Israelis and Palestinians have been killed as violence spikes in recent weeks in the region. There is no one reason for the chaos, but the surge in Palestinian attacks comes down to politics, personal grievances and religion. (Jason Aldag/The Washington Post)
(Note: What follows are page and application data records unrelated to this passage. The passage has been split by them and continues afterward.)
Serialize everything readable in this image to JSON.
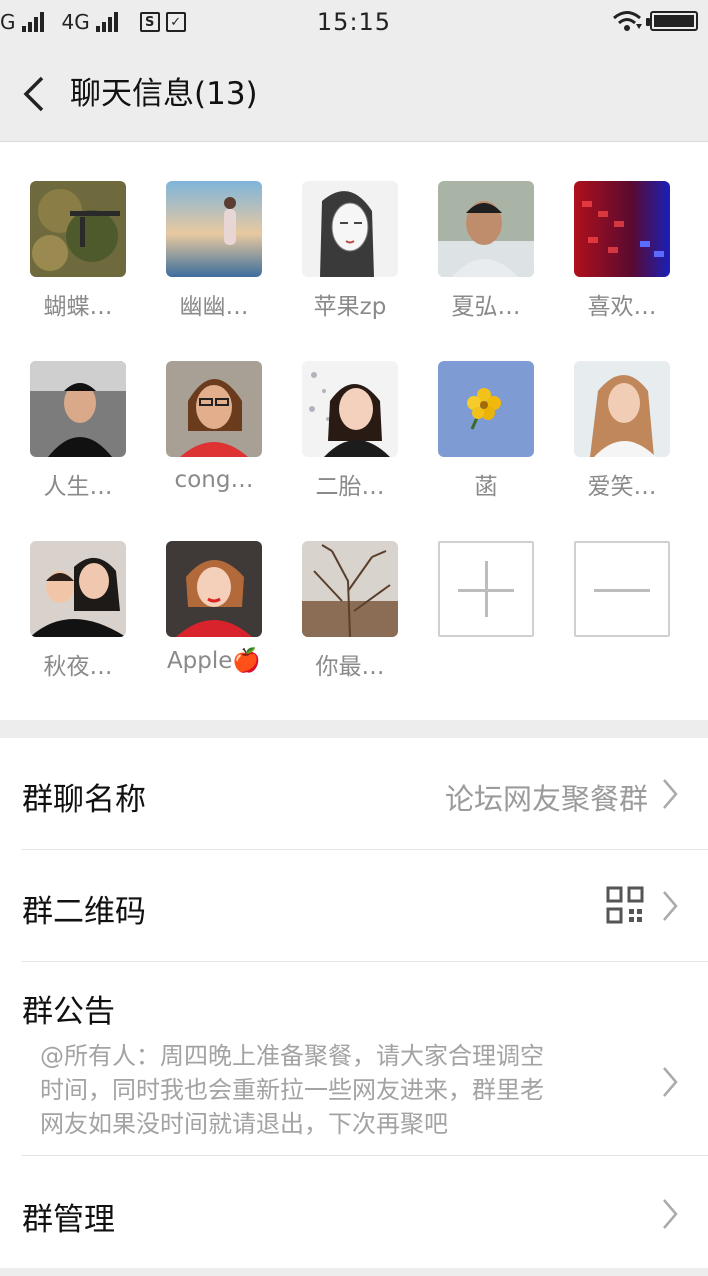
{
  "status_bar": {
    "carrier_left": "G",
    "network": "4G",
    "sim_icon": "S",
    "time": "15:15"
  },
  "header": {
    "title": "聊天信息(13)"
  },
  "members": [
    {
      "name": "蝴蝶…",
      "avatar": "camouflage-soldier"
    },
    {
      "name": "幽幽…",
      "avatar": "girl-at-beach"
    },
    {
      "name": "苹果zp",
      "avatar": "sketch-girl"
    },
    {
      "name": "夏弘…",
      "avatar": "man-portrait"
    },
    {
      "name": "喜欢…",
      "avatar": "red-blue-keyboard"
    },
    {
      "name": "人生…",
      "avatar": "man-in-car"
    },
    {
      "name": "cong…",
      "avatar": "woman-glasses"
    },
    {
      "name": "二胎…",
      "avatar": "woman-smiling"
    },
    {
      "name": "菡",
      "avatar": "yellow-flower"
    },
    {
      "name": "爱笑…",
      "avatar": "woman-smiling-side"
    },
    {
      "name": "秋夜…",
      "avatar": "mother-child"
    },
    {
      "name": "Apple🍎",
      "avatar": "woman-red-jacket"
    },
    {
      "name": "你最…",
      "avatar": "tree-branches"
    }
  ],
  "settings": {
    "group_name_label": "群聊名称",
    "group_name_value": "论坛网友聚餐群",
    "qrcode_label": "群二维码",
    "notice_label": "群公告",
    "notice_text_line1": "@所有人：周四晚上准备聚餐，请大家合理调空",
    "notice_text_line2": "时间，同时我也会重新拉一些网友进来，群里老",
    "notice_text_line3": "网友如果没时间就请退出，下次再聚吧",
    "manage_label": "群管理"
  },
  "colors": {
    "background": "#ededed",
    "card": "#ffffff",
    "secondary_text": "#9b9b9b"
  }
}
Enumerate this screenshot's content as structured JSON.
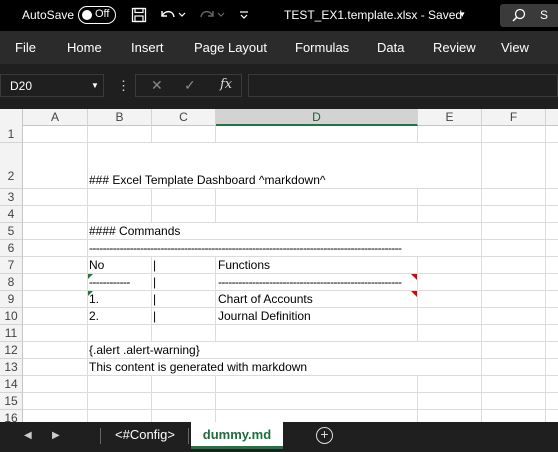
{
  "titlebar": {
    "autosave_label": "AutoSave",
    "toggle_state": "Off",
    "doc_title": "TEST_EX1.template.xlsx  -  Saved",
    "search_label": "S"
  },
  "ribbon": {
    "tabs": [
      "File",
      "Home",
      "Insert",
      "Page Layout",
      "Formulas",
      "Data",
      "Review",
      "View"
    ]
  },
  "formula_bar": {
    "name_box": "D20",
    "formula": ""
  },
  "grid": {
    "columns": [
      "A",
      "B",
      "C",
      "D",
      "E",
      "F"
    ],
    "selected_column": "D",
    "rows": [
      "1",
      "2",
      "3",
      "4",
      "5",
      "6",
      "7",
      "8",
      "9",
      "10",
      "11",
      "12",
      "13",
      "14",
      "15",
      "16"
    ],
    "cells": {
      "B2": "### Excel Template Dashboard ^markdown^",
      "B4": "#### Commands",
      "B5": "--------------------------------------------------------------------------------------------",
      "B6": "No",
      "C6": "|",
      "D6": "Functions",
      "B7": "------------",
      "C7": "|",
      "D7": "------------------------------------------------------",
      "B8": "1.",
      "C8": "|",
      "D8": "Chart of Accounts",
      "B9": "2.",
      "C9": "|",
      "D9": "Journal Definition",
      "B11": "{.alert .alert-warning}",
      "B12": "This content is generated with markdown"
    }
  },
  "sheets": {
    "tabs": [
      "<#Config>",
      "dummy.md"
    ],
    "active": "dummy.md"
  },
  "colors": {
    "accent": "#217346",
    "chrome_dark": "#1f1f1f"
  }
}
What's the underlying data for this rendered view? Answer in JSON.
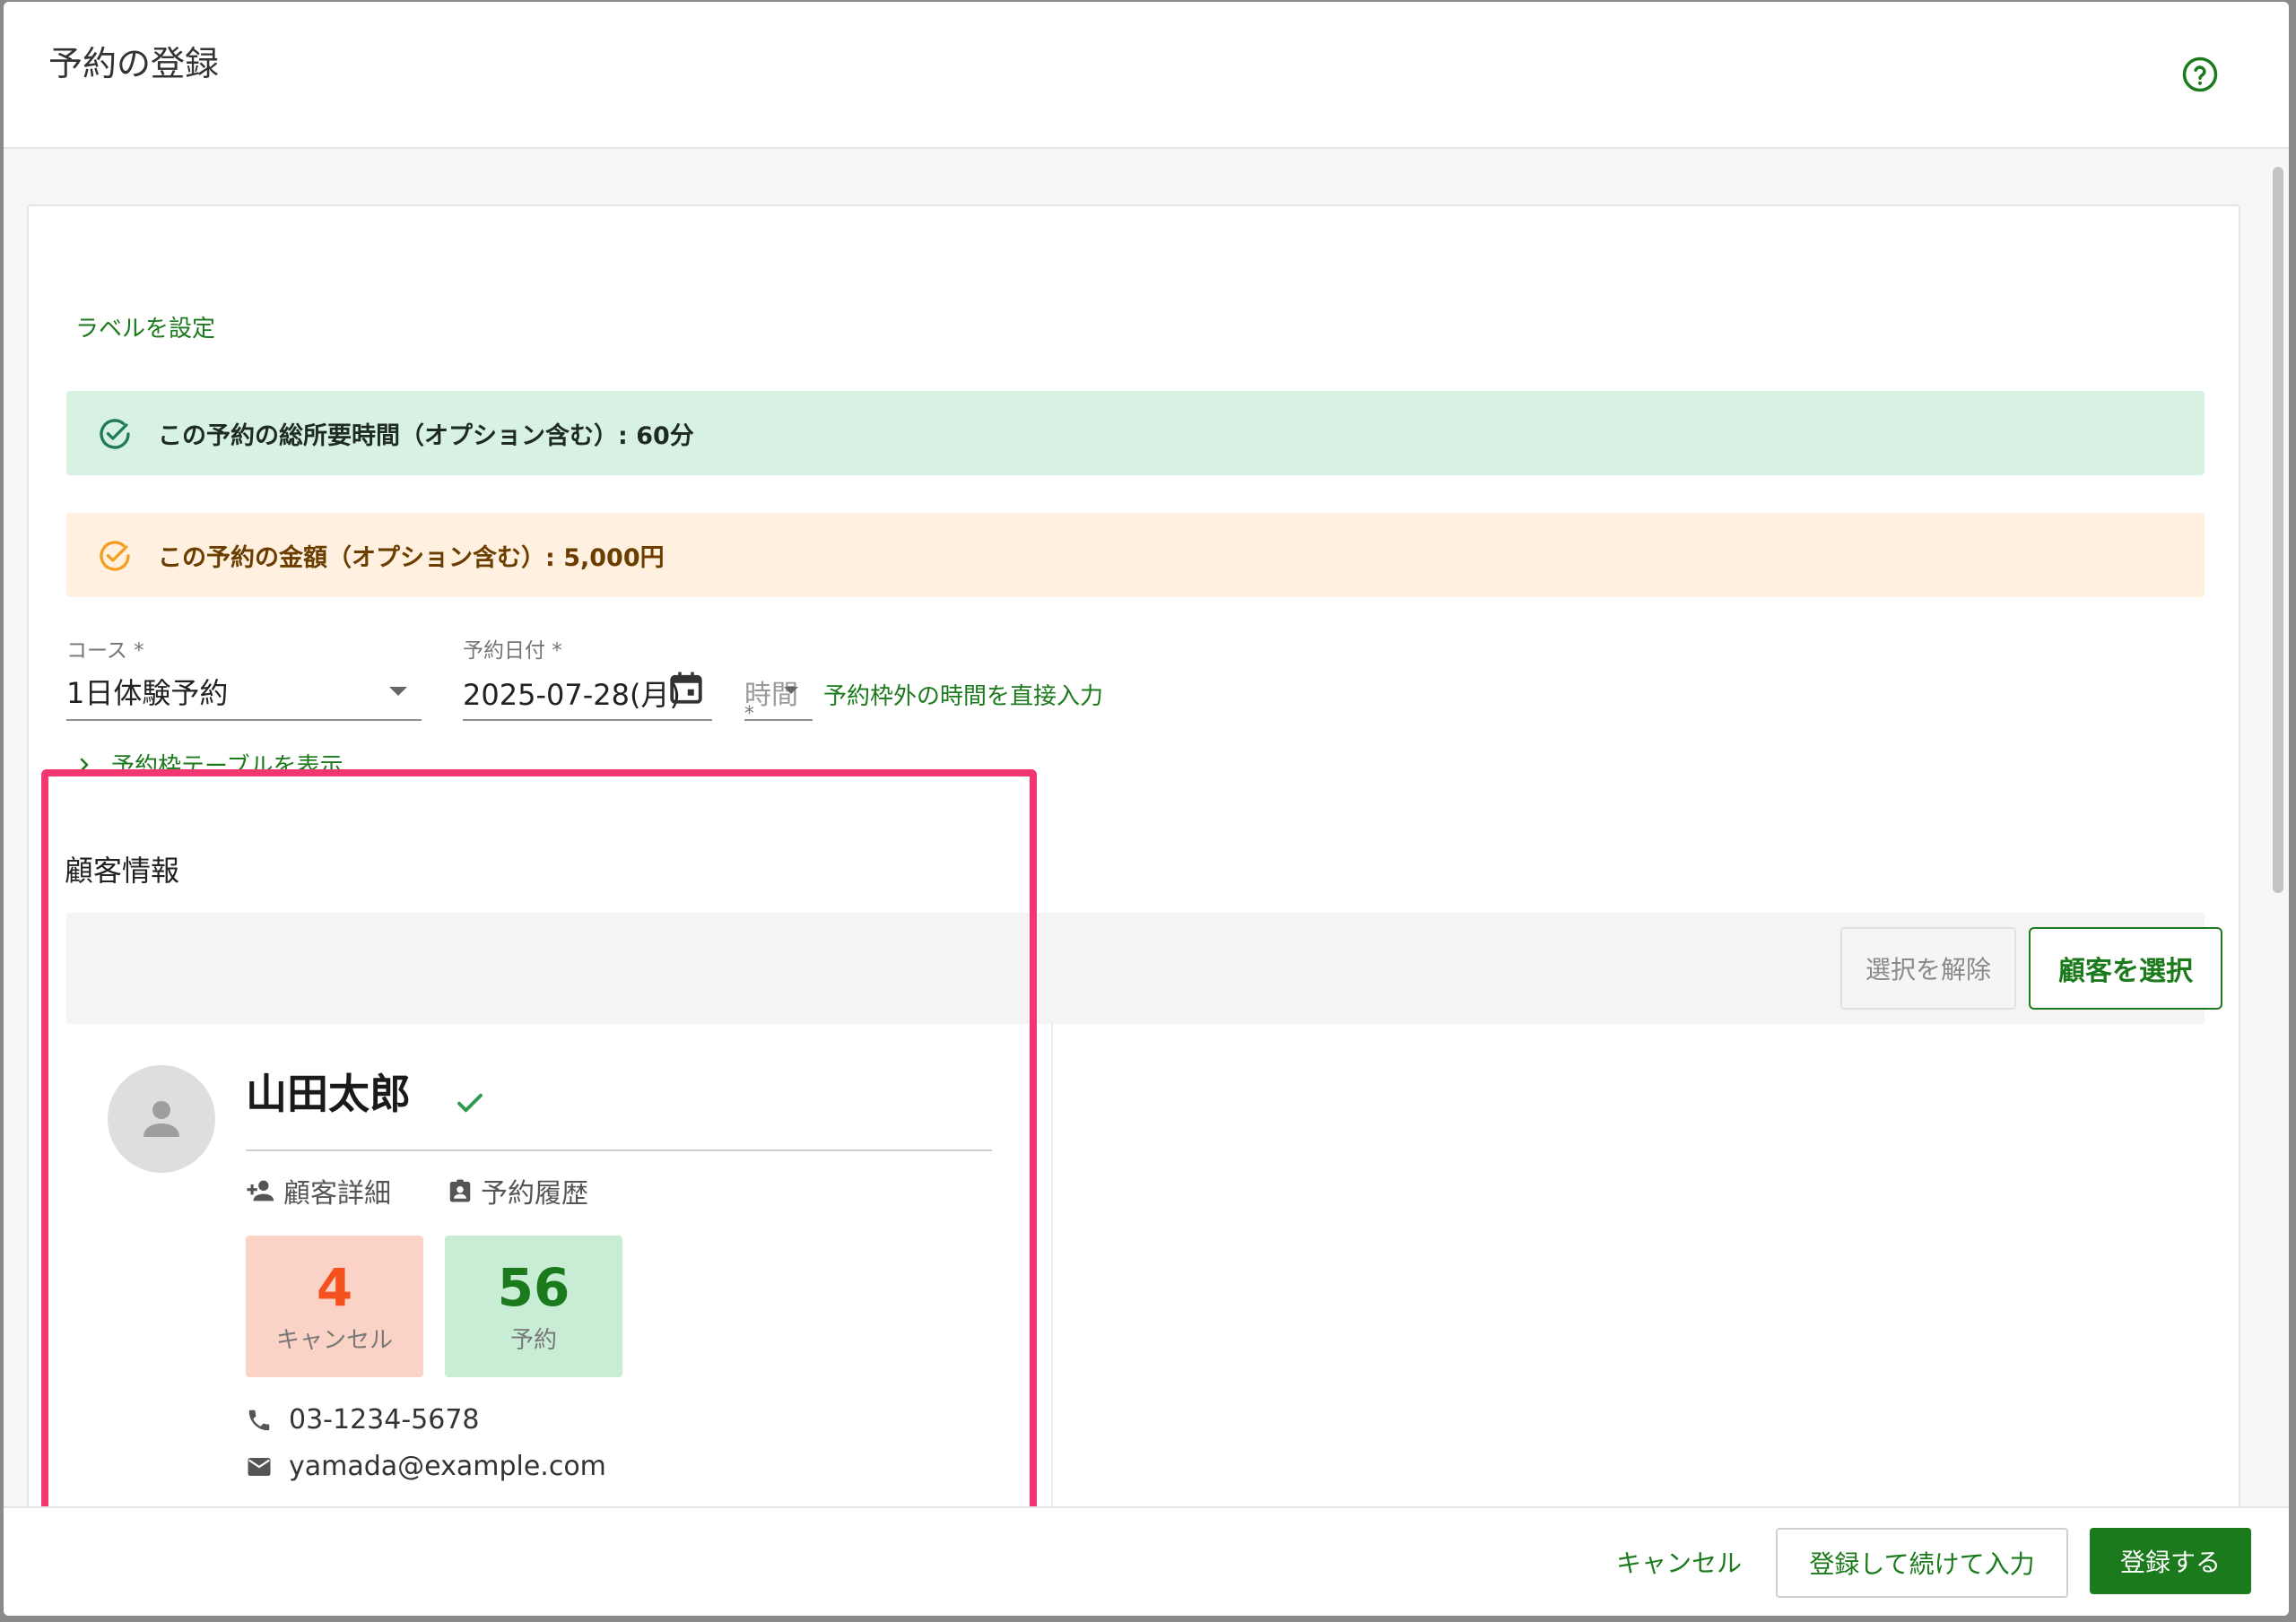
{
  "dialog": {
    "title": "予約の登録",
    "help_icon": "help-circle-icon"
  },
  "label_link": "ラベルを設定",
  "alerts": {
    "duration": "この予約の総所要時間（オプション含む）: 60分",
    "price": "この予約の金額（オプション含む）: 5,000円"
  },
  "form": {
    "course": {
      "label": "コース *",
      "value": "1日体験予約"
    },
    "date": {
      "label": "予約日付 *",
      "value": "2025-07-28(月)"
    },
    "time": {
      "label": "時間",
      "required_mark": "*"
    },
    "direct_input_link": "予約枠外の時間を直接入力",
    "slot_table_toggle": "予約枠テーブルを表示"
  },
  "customer": {
    "section_title": "顧客情報",
    "clear_button": "選択を解除",
    "select_button": "顧客を選択",
    "name": "山田太郎",
    "detail_link": "顧客詳細",
    "history_link": "予約履歴",
    "stats": {
      "cancel_count": "4",
      "cancel_label": "キャンセル",
      "reservation_count": "56",
      "reservation_label": "予約"
    },
    "phone": "03-1234-5678",
    "email": "yamada@example.com"
  },
  "footer": {
    "cancel": "キャンセル",
    "register_continue": "登録して続けて入力",
    "register": "登録する"
  },
  "colors": {
    "accent_green": "#1b7a1b",
    "success_bg": "#d7f2e3",
    "warning_bg": "#fff0df",
    "highlight": "#f2366f",
    "cancel_stat_bg": "#fbd3c6",
    "reservation_stat_bg": "#c9ecd5"
  }
}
In this latest round of fighting, the volume has been turned up still another notch. While the knife attacks are going on, my family and I are in Omaha, where I’m teaching for the semester, and what I hear and read from Israel leaves me appalled. Again led by politicians from the right (with the perplexing support of members of the supposed opposition, such as Yair Lapid), then circulated by the sensationalist mainstream media, there has been a unified demonization of Palestinians and Israeli Arabs. One recent pollby the newspaper Maariv found that only 19 percent of Israeli Jews think most Arabs oppose the attacks. This past week, the trend reached its absurd peak, with Prime Minister Benjamin Netanyahu’s ridiculous claim that Hitler decided to annihilate the Jews only after being advised to do so by Jerusalem Mufti Haj Amin al-Husseini, the leader of Palestinian Arabs at the time. (Israeli Twitter was full of jokes and memes about the speech, which one image in circulation dubbed “Hitlerious.” Even for Netanyahu’s supporters, apparently, this was too much.)
There have been calls to kill attackers in every situation, in defiance of the law or any accepted rules of engagement for the military. Lapid, for example, said in an interview, “Don’t hesitate. Even at the start of an attack, shooting to kill is correct. If someone is brandishing a knife, shoot him.” Minister of Public Security Gilad Erdan also gave his blessing to that notion. And the head of the Jerusalem police department, Moshe Edri, announced, “Anyone who stabs Jews or hurts innocent people is due to be killed.” Knesset member Yinon Magal tweeted that authorities should “make an effort” to kill terrorists who carry out attacks.
The low point (so far) was last Sunday night’s lynching of 29-year-old Eritrean asylum seeker Haftom Zarhum, mistakenly identified as a perpetrator of a terrorist attack in Beersheba. Zarhum was shot by a security guard then beaten to death by a mob of passers-by in a predictable response to the incitement from our own politicians to kill as revenge. And the increasingly intolerant, boiling, racist tone of the Israeli conversation is — there is no other way to put this — a result of 48 years of occupying another people: of Israelis receiving a message (or at least understanding it as such) that we are superior to others, that we control the fate of those lesser others, that we are allowed to disregard laws and any basic notions of human morality with regard to Palestinians.
The cumulative effect of this recent mindless violence is hugely disturbing. We seem to be in a fast and alarming downward swirl into a savage, unrepairable society. There is only one way to respond to what’s happening in Israel today: We must stop the occupation. Not for peace with the Palestinians or for their sake (though they have surely suffered at our hands for too long). Not for some vision of an idyllic Middle East — those arguments will never end, because neither side will ever budge, or ever be proved wrong by anything. No, we must stop the occupation for ourselves. So that we can look ourselves in the eyes. So that we can legitimately ask for, and receive, support from the world. So that we can return to being human.
Whatever the consequences are, they can’t be worse than what we are now grappling with. No matter how many soldiers we put in the West Bank, or how many houses of terrorists we blow up, or how many stone-throwers we arrest, we don’t have any sense of security; meanwhile, we have become diplomatically isolated, perceived around the world (sometimes correctly) as executioners, liars, racists. As long as the occupation lasts, we are the more powerful side, so we call the shots, and we cannot go on blaming others. For our own sake, for our sanity — we must stop now.